Sony // 1970 // 96 Minutes // Rated R
Reviewed by Judge Patrick Naugle // January 7th, 2004
A saucy romance for the amorous gourmet.
Meet Robert Danvers (Peter Sellers, The Pink Panther), a world-renowned food critic who hosts his own television show. Robert knows almost everything about fine cuisine and even more about wining and dining women. When he's not plying his trade on television, Robert's a swinging, aging bachelor who beds young female after female. But Robert may have found his match when he runs into Marion (Goldie Hawn, The First Wives Club), a an energetic, enigmatic 19-year-old hippie who's just been booted out of her rock and roll boyfriend's apartment. Of course, Robert sees this as the perfect opportunity for a little free lovin' -- he invites Marion back to his apartment that includes (but is not limited to) a heated circle bed, a wet bar, shag carpet, and smooth jazz for some smooth lovin'. Marion sees right through Robert's cheesy façade (especially his patented line "My God, you look lovely...") and becomes both his rival and lover. Soon the game is on as Robert pursues Marion with all his stale charm, only to have his beefcake veneer shattered time and again. As the two fall for each other, Marion is suddenly confronted with her past boyfriend who wants her back. Then the suggestion is made that her ex and Robert share her...

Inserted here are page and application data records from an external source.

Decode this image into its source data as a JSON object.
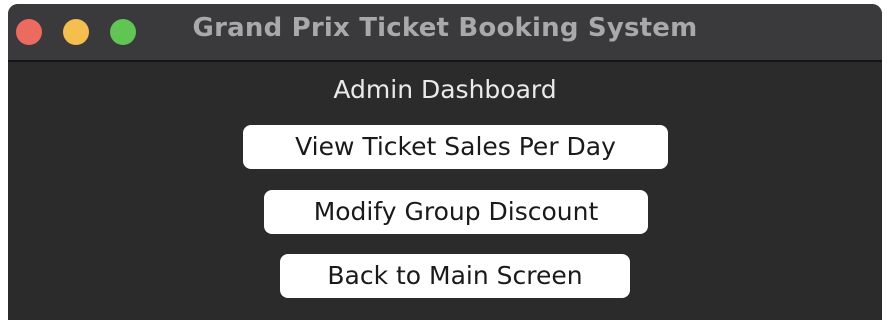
{
  "window": {
    "title": "Grand Prix Ticket Booking System",
    "controls": {
      "close_color": "#ec6a5e",
      "minimize_color": "#f4bf4f",
      "zoom_color": "#61c554"
    }
  },
  "dashboard": {
    "heading": "Admin Dashboard",
    "buttons": [
      {
        "label": "View Ticket Sales Per Day"
      },
      {
        "label": "Modify Group Discount"
      },
      {
        "label": "Back to Main Screen"
      }
    ]
  },
  "colors": {
    "background": "#2b2b2b",
    "titlebar": "#3a3a3c",
    "button": "#ffffff"
  }
}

If not for the two marquee names at the top of the DVD case, There's a Girl in my Soup may never have seen the light of day. It's not because it's a particularly bad film, but that it's a highly inconsequential one without much going for it. The story arc, or what there is of it, is so pointless that you have to wonder what Goldie Hawn and Peter Sellers saw in the script. Surly both actors have done far better work. Sellers, still able to generate laughs even with the limp gags by screenwriter Terence Frisby (based on his stage play), appears as if he'd rather be anywhere but on screen during most of the film. Even so, the consummate actor professionally wrings laughter from such staged antics as being hit in the face with a door and confronting a hippie band member who challenges Robert's manhood. Goldie Hawn, all giggles and batting eyes, is stuck in a role that in 2003 comes off as weak and submissive. Hawn's Marion sleeps with anyone who will love her, goes back to those who treat her poorly, and doesn't have a foundational sense of who she is. I realize that this is supposed to be a fluffy little comedy, but her obvious character flaws tend to cave in most of the laughs. The film bounces from scene of scene of people sleeping together, Marion doing goofy things to embarrass Robert, and Robert becoming overly critical of her youthful ways. As directed by the late Roy Boulting (Brothers In Law, A French Mistress), There's a Girl in my Soup doesn't have a solid sense of itself -- too many instances of boring montage and music permeate the film, making for sluggish pacing. Fans of Seller and Hawn may want to check out this little oddity for oddities sake. Otherwise, there are far too many better comedies from the 1970s colleting dust on video shelves to waste your cinematic taste buds on this bland little movie cracker.
There's a Girl in my Soup is presented in 1.85:1 anamorphic widescreen, as well as 1.33:1 full frame. Columbia's work on this transfer is so-so -- the image isn't quite as good as one might hope. There is a fair amount of grain and dirt in the transfer, as well as many shots that seem out of focus (more the problem of the production than the transfer, I suspect). The colors are generally bright and bold, though there are moments when the image looks slightly faded. The black levels are solid without any major graying. Overall, this is an only mediocre transfer. The soundtrack is presented in Dolby Digital 2.0 Mono in English. There's nothing exciting to report here -- it's a flat mono sound mix, and best thing that can be said is that the dialogue, music, and effects are clear of most hiss and distortion. Also included on this disc are English and French subtitles.
It's common for most big studio catalog releases to receive a bare bones treatment, and There's a Girl in my Soup is no exception. The extra features consist only of a few theatrical trailers for various other Columbia romantic comedies (My Best Friend's Wedding, Maid in Manhattan, Cactus Flower, Sleepless in Seattle).
Review content copyright © 2004 Patrick Naugle; Site layout and review format copyright © 1998 - 2014 HipClick Designs LLC
Scales of Justice
* 1.85:1 Anamorphic
* Full Frame
* Dolby Digital 2.0 Mono (English)
Running Time: 96 Minutes
Release Year: 1970
MPAA Rating: Rated R
* Theatrical Trailers